RIM: Things can only get better
After the bell tonight, Research In Motion announced its fiscal first-quarter earnings report. If you thought that things couldn’t get worse, well, they did. The only good news I can report is that the cash and investments total increased from $2.1 billion to $2.2 billion. Let’s look at the bad news.
RIM reported revenues of $2.8 billion, well below the $3.1 billion that was expected. That number is down 33% from the prior quarter and down 43% from the year ago period. Research In Motion shipped 7.8 million BlackBerry units and 260,000 PlayBooks. That number is down from 13.2 million and 500,000 units, respectively, in the year-ago period. Yes, Research In Motion sold about 260,000 PlayBooks in the quarter.
By way of comparison, Apple is expected to sell between 1 million and 1.4 million iPads per week. Yes, I said per week. Apple is also expected to sell somewhere around 30 million iPhones in the quarter. Also, Google just announced the launch of its Nexus tablet yesterday, which will provide further competition to the PlayBook. Microsoft also announced last week the launch of the Surface tablet, although I expect the Surface to be a higher-priced tablet. Google will definitely be competing with RIM. Microsoft probably won’t be competing 100%, but it could steal some PlayBook sales away — not that there is that much to begin with.
In terms of earnings per share, the company reported a GAAP net loss of $518 million, or $0.99 per share. That compares with a profit of $695 million, or $1.33, in the year-ago period. On an adjusted basis, the company reported a net loss of $192 million, or $0.37 per share. The company took a $335 million charge ($326 million after tax) on the impairment of goodwill. Research In Motion reported a loss of more than half a billion, while Apple is reporting profits of well over $10 billion each quarter.
Gross margins for the period fell to 28.0% from 43.9% in the year-ago period, and 33.4% in the fourth quarter. The company reported an operating loss of $643 million vs. an operating profit of $897 million last year. That means operating margins fell from a positive 18.3% to a negative 22.9%. It can’t get much worse than that.

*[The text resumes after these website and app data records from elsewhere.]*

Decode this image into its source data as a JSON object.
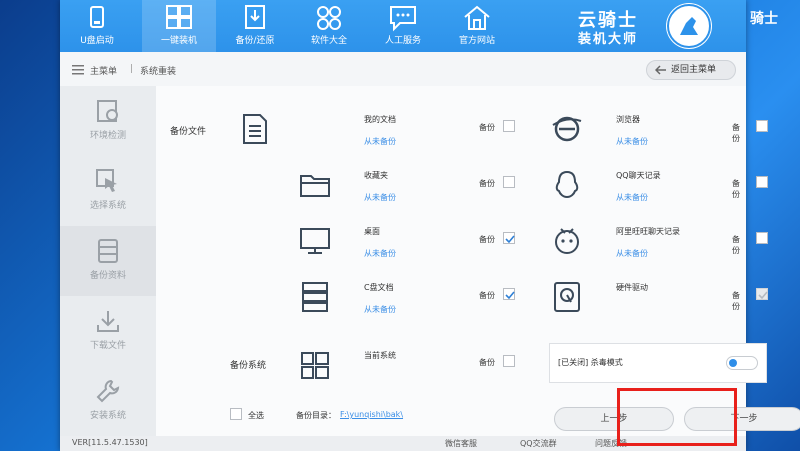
{
  "nav": [
    {
      "label": "U盘启动",
      "icon": "usb-icon"
    },
    {
      "label": "一键装机",
      "icon": "grid-icon"
    },
    {
      "label": "备份/还原",
      "icon": "backup-icon"
    },
    {
      "label": "软件大全",
      "icon": "apps-icon"
    },
    {
      "label": "人工服务",
      "icon": "chat-icon"
    },
    {
      "label": "官方网站",
      "icon": "home-icon"
    }
  ],
  "brand": {
    "line1": "云骑士",
    "line2": "装机大师",
    "corner": "骑士"
  },
  "breadcrumb": {
    "home": "主菜单",
    "sep": "|",
    "current": "系统重装"
  },
  "back_button": "返回主菜单",
  "steps": [
    {
      "label": "环境检测"
    },
    {
      "label": "选择系统"
    },
    {
      "label": "备份资料"
    },
    {
      "label": "下载文件"
    },
    {
      "label": "安装系统"
    }
  ],
  "backup_files_label": "备份文件",
  "backup_system_label": "备份系统",
  "backup_label": "备份",
  "items_left": [
    {
      "name": "我的文档",
      "sub": "从未备份",
      "checked": false
    },
    {
      "name": "收藏夹",
      "sub": "从未备份",
      "checked": false
    },
    {
      "name": "桌面",
      "sub": "从未备份",
      "checked": true
    },
    {
      "name": "C盘文档",
      "sub": "从未备份",
      "checked": true
    }
  ],
  "items_right": [
    {
      "name": "浏览器",
      "sub": "从未备份",
      "checked": false
    },
    {
      "name": "QQ聊天记录",
      "sub": "从未备份",
      "checked": false
    },
    {
      "name": "阿里旺旺聊天记录",
      "sub": "从未备份",
      "checked": false
    },
    {
      "name": "硬件驱动",
      "sub": "",
      "checked": true
    }
  ],
  "current_system": {
    "name": "当前系统",
    "checked": false
  },
  "antivirus": "[已关闭] 杀毒模式",
  "select_all": "全选",
  "backup_dir_label": "备份目录：",
  "backup_dir_value": "F:\\yunqishi\\bak\\",
  "prev_button": "上一步",
  "next_button": "下一步",
  "footer": {
    "version": "VER[11.5.47.1530]",
    "link1": "微信客服",
    "link2": "QQ交流群",
    "link3": "问题反馈"
  },
  "colors": {
    "accent": "#2d92ea",
    "link": "#3a8ee6",
    "highlight": "#e8201b"
  }
}
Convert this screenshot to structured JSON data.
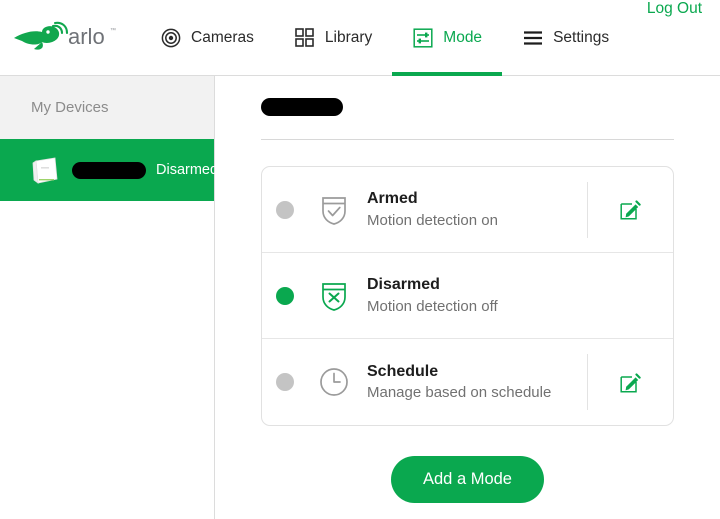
{
  "brand": {
    "logo_text": "arlo",
    "logo_icon": "arlo-bird-logo",
    "accent_color": "#0aa84f",
    "gray_color": "#c4c4c4"
  },
  "topnav": {
    "items": [
      {
        "label": "Cameras",
        "icon": "camera-lens-icon",
        "active": false
      },
      {
        "label": "Library",
        "icon": "grid-icon",
        "active": false
      },
      {
        "label": "Mode",
        "icon": "sliders-icon",
        "active": true
      },
      {
        "label": "Settings",
        "icon": "hamburger-icon",
        "active": false
      }
    ],
    "logout_label": "Log Out"
  },
  "sidebar": {
    "header": "My Devices",
    "device": {
      "icon": "base-station-icon",
      "name": "",
      "name_redacted": true,
      "status": "Disarmed",
      "selected": true
    }
  },
  "main": {
    "page_title": "",
    "page_title_redacted": true,
    "modes": [
      {
        "title": "Armed",
        "subtitle": "Motion detection on",
        "icon": "shield-check-icon",
        "selected": false,
        "editable": true,
        "edit_icon": "pencil-edit-icon"
      },
      {
        "title": "Disarmed",
        "subtitle": "Motion detection off",
        "icon": "shield-x-icon",
        "selected": true,
        "editable": false,
        "edit_icon": ""
      },
      {
        "title": "Schedule",
        "subtitle": "Manage based on schedule",
        "icon": "clock-icon",
        "selected": false,
        "editable": true,
        "edit_icon": "pencil-edit-icon"
      }
    ],
    "add_mode_label": "Add a Mode"
  }
}
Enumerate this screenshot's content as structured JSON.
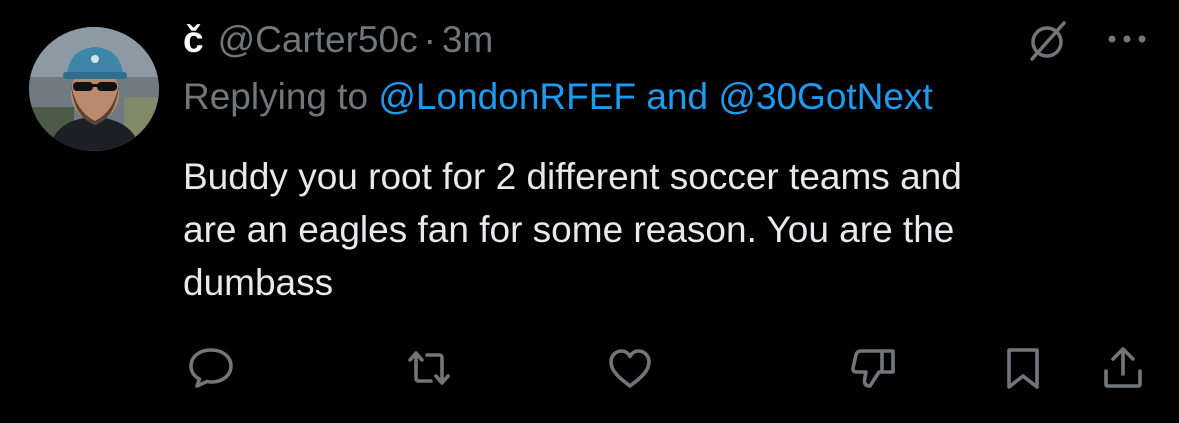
{
  "tweet": {
    "display_name": "č",
    "handle": "@Carter50c",
    "separator": "·",
    "time": "3m",
    "replying_prefix": "Replying to",
    "mention_1": "@LondonRFEF",
    "replying_and": "and",
    "mention_2": "@30GotNext",
    "body_lines": [
      "Buddy you root for 2 different soccer teams and",
      "are an eagles fan for some reason. You are the",
      "dumbass"
    ]
  },
  "icons": {
    "header": [
      "grok-icon",
      "more-icon"
    ],
    "actions": [
      "reply-icon",
      "retweet-icon",
      "like-icon",
      "dislike-icon",
      "bookmark-icon",
      "share-icon"
    ]
  },
  "colors": {
    "background": "#000000",
    "text": "#e7e9ea",
    "secondary": "#71767b",
    "link": "#1d9bf0"
  }
}
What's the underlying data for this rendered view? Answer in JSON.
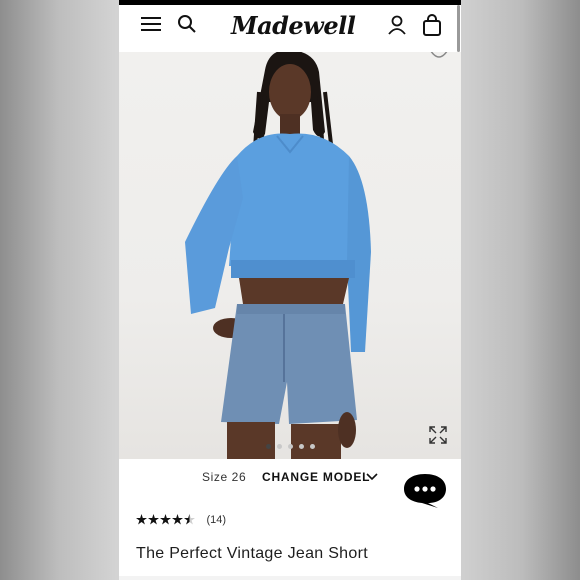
{
  "header": {
    "logo_text": "Madewell",
    "icons": [
      "menu-icon",
      "search-icon",
      "account-icon",
      "shopping-bag-icon"
    ]
  },
  "gallery": {
    "image_description_icon": "product-photo",
    "slide_count": 5,
    "active_slide": 1
  },
  "size_row": {
    "size_label": "Size 26",
    "change_model_label": "CHANGE MODEL"
  },
  "rating": {
    "stars": 4.5,
    "max_stars": 5,
    "review_count": "(14)"
  },
  "product": {
    "title": "The Perfect Vintage Jean Short"
  },
  "colors": {
    "sweatshirt": "#5b9fdf",
    "denim": "#6f8fb4",
    "text": "#111111",
    "chat_bubble": "#000000"
  }
}
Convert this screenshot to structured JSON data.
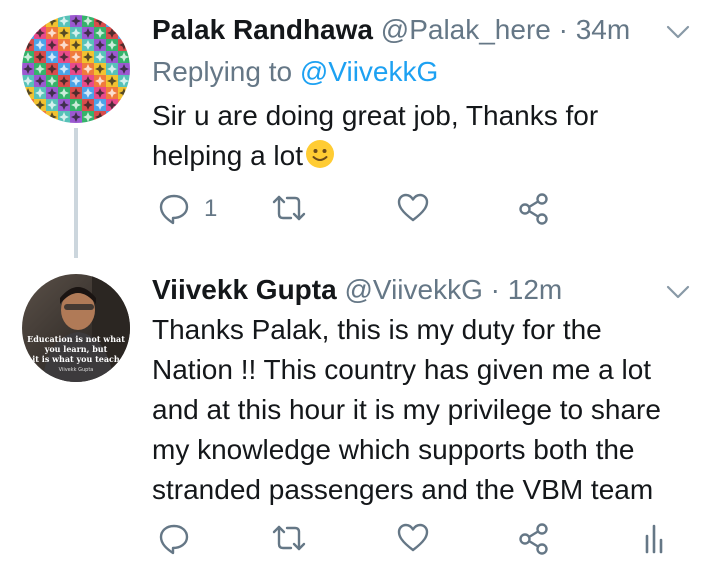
{
  "tweets": [
    {
      "name": "Palak Randhawa",
      "handle": "@Palak_here",
      "time": "· 34m",
      "replying_prefix": "Replying to",
      "replying_handle": "@ViivekkG",
      "text_line1": "Sir u are doing great job, Thanks for",
      "text_line2": "helping a lot",
      "emoji": "slightly-smiling-face",
      "reply_count": "1"
    },
    {
      "name": "Viivekk Gupta",
      "handle": "@ViivekkG",
      "time": "· 12m",
      "text_lines": [
        "Thanks Palak, this is my duty for the",
        "Nation !!  This country has given me a lot",
        "and at this hour it is my privilege to share",
        "my knowledge which supports both the",
        "stranded passengers and the VBM team"
      ],
      "avatar_caption": [
        "Education is not what",
        "you learn, but",
        "it is what you teach",
        "Viivekk Gupta"
      ]
    }
  ],
  "colors": {
    "text": "#14171a",
    "muted": "#657786",
    "link": "#1da1f2",
    "thread_line": "#ccd6dd",
    "emoji": "#ffcc33"
  }
}
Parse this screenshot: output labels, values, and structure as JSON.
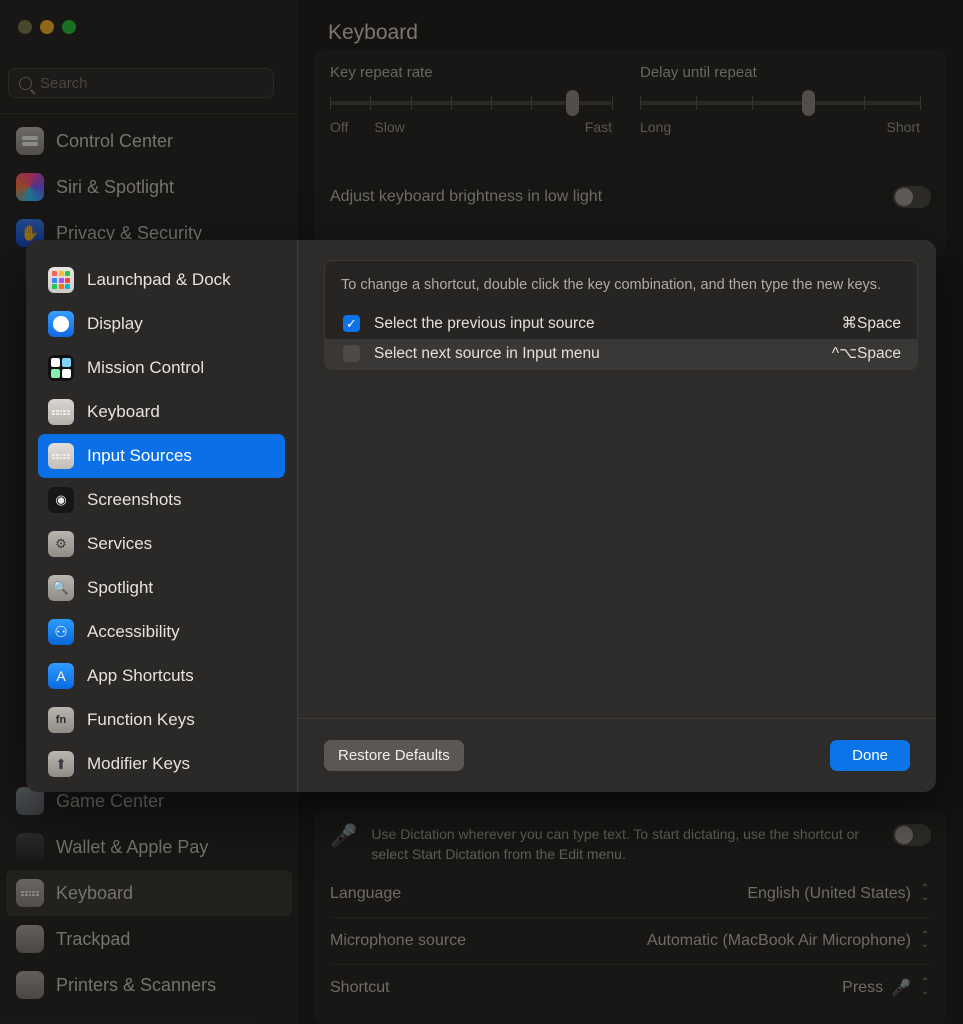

But the worst news came in the BlackBerry 10 update. Many had been hoping for these phones to be out prior to the holiday season, but RIM will not be able to make it. That means that not only will Apple have the new iPhone out before Research In Motion gets the BlackBerry10 phones out, but Apple will have the entire holiday season to itself (ignoring others for this argument). Research In Motion has fallen even further behind, and here is what the company said:
The successful launch of the BlackBerry 10 platform and the delivery of high quality, full-featured BlackBerry 10 smartphones remain the company’s number one priority. Over the past several weeks, Research In Motion’s software development teams have made major progress in the development of key features for the BlackBerry 10 platform; however, the integration of these features and the associated large volume of code into the platform has proven to be more time consuming than anticipated. As a result, the Company now expects to launch the first BlackBerry 10 smartphones in market in Q1 of calendar 2013.
The company also announced it expects to take about $350 million in restructuring charges as part of the ongoing restructuring program, known as CORE. The CORE process is ongoing, and according to the company is going quite well. The company expects to cut about 5,000 jobs by the end of the year.
Research In Motion stopped providing financial guidance last quarter, so we did not expect any numbers from it now. It did provide the following outlook, however:
The company expects the next several quarters to continue to be very challenging for its business based on the increasing competitive environment, lower handset volumes, potential financial and other impacts from the delay of BlackBerry 10, pressure to reduce Research In Motion’s monthly infrastructure access fees, and the company’s plans to continue to aggressively drive sales of BlackBerry 7 handheld devices. The company expects to report an operating loss in the second quarter of fiscal 2013, as RIM continues to invest in marketing programs and continues to work through the transition to BlackBerry 10, as well as the company’s fixed costs being allocated over a lower volume of shipments. This outlook excludes the impact of charges related to the CORE program.
So expect another operating loss. Also, the company did not initially announce any strategic initiatives, which was the hope. We had heard rumours lately of Research In Motion selling parts of the business to Apple or others, or that potentially Microsoft could buy a stake in the firm. As expected, we didn’t hear any of that from Research In Motion.
Research In Motion’s stock opened lower in after-hours trading, near $7.50, down more than $1.50 in the extended-hours trade, or almost 18%. At some point, this stock is going to get to a point where it will become a buy, as either the company’s cash position will exceed the market cap, or a competitor will buy it outright. I’m not sure we are totally there yet.
To conclude, this was a terrible quarter, and the numbers were even worse than expected. Not only did Research In Motion announce a much larger loss than expected, but revenues were down more than 40% over the prior-year period. Also, the worst news was that the company announced it will be delaying the BlackBerry 10 phones until calendar Q1 of 2013. Most were hoping that they would be out for the holiday season. With that now not being the case, expect Apple to have another dominant holiday season. Research In Motion has disappointed many in recent years, and today’s news was just another example.